** Opening EXERCISE INPUTS block **

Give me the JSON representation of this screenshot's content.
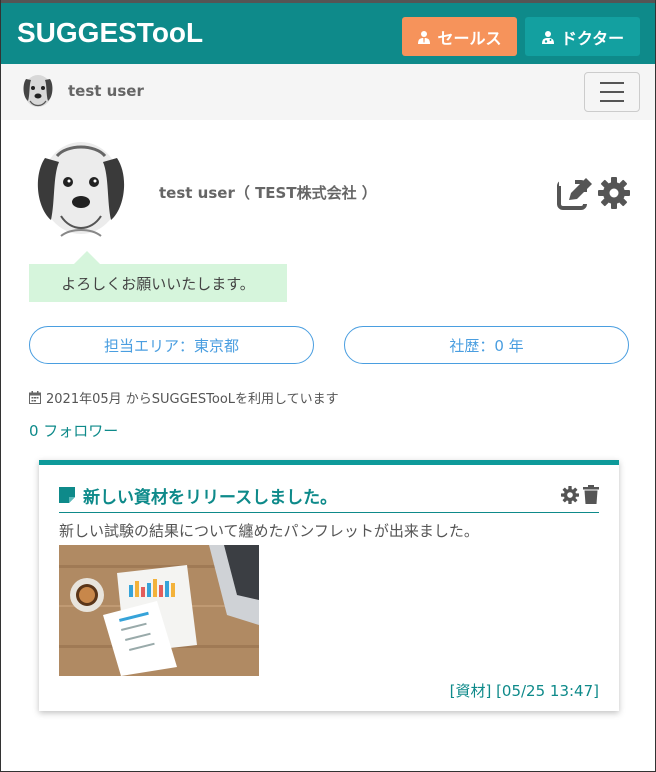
{
  "header": {
    "logo": "SUGGESTooL",
    "sales_label": "セールス",
    "doctor_label": "ドクター"
  },
  "userbar": {
    "username": "test user"
  },
  "profile": {
    "name_company": "test user（ TEST株式会社 ）",
    "greeting": "よろしくお願いいたします。",
    "area": "担当エリア：東京都",
    "years": "社歴：0 年",
    "since": "2021年05月 からSUGGESTooLを利用しています",
    "followers": "0 フォロワー"
  },
  "post": {
    "title": "新しい資材をリリースしました。",
    "body": "新しい試験の結果について纏めたパンフレットが出来ました。",
    "meta": "[資材] [05/25 13:47]"
  },
  "colors": {
    "brand": "#0e8a8a",
    "sales": "#f6935b",
    "doctor": "#13a0a0",
    "pill": "#4a9ee0",
    "bubble": "#d6f5dc"
  }
}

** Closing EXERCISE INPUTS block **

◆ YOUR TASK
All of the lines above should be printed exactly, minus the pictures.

◆ RESPONSE TO THIS EXERCISE
Give me the JSON representation of this screenshot's content.
{
  "header": {
    "logo": "SUGGESTooL",
    "sales_label": "セールス",
    "doctor_label": "ドクター"
  },
  "userbar": {
    "username": "test user"
  },
  "profile": {
    "name_company": "test user（ TEST株式会社 ）",
    "greeting": "よろしくお願いいたします。",
    "area": "担当エリア：東京都",
    "years": "社歴：0 年",
    "since": "2021年05月 からSUGGESTooLを利用しています",
    "followers": "0 フォロワー"
  },
  "post": {
    "title": "新しい資材をリリースしました。",
    "body": "新しい試験の結果について纏めたパンフレットが出来ました。",
    "meta": "[資材] [05/25 13:47]"
  },
  "colors": {
    "brand": "#0e8a8a",
    "sales": "#f6935b",
    "doctor": "#13a0a0",
    "pill": "#4a9ee0",
    "bubble": "#d6f5dc"
  }
}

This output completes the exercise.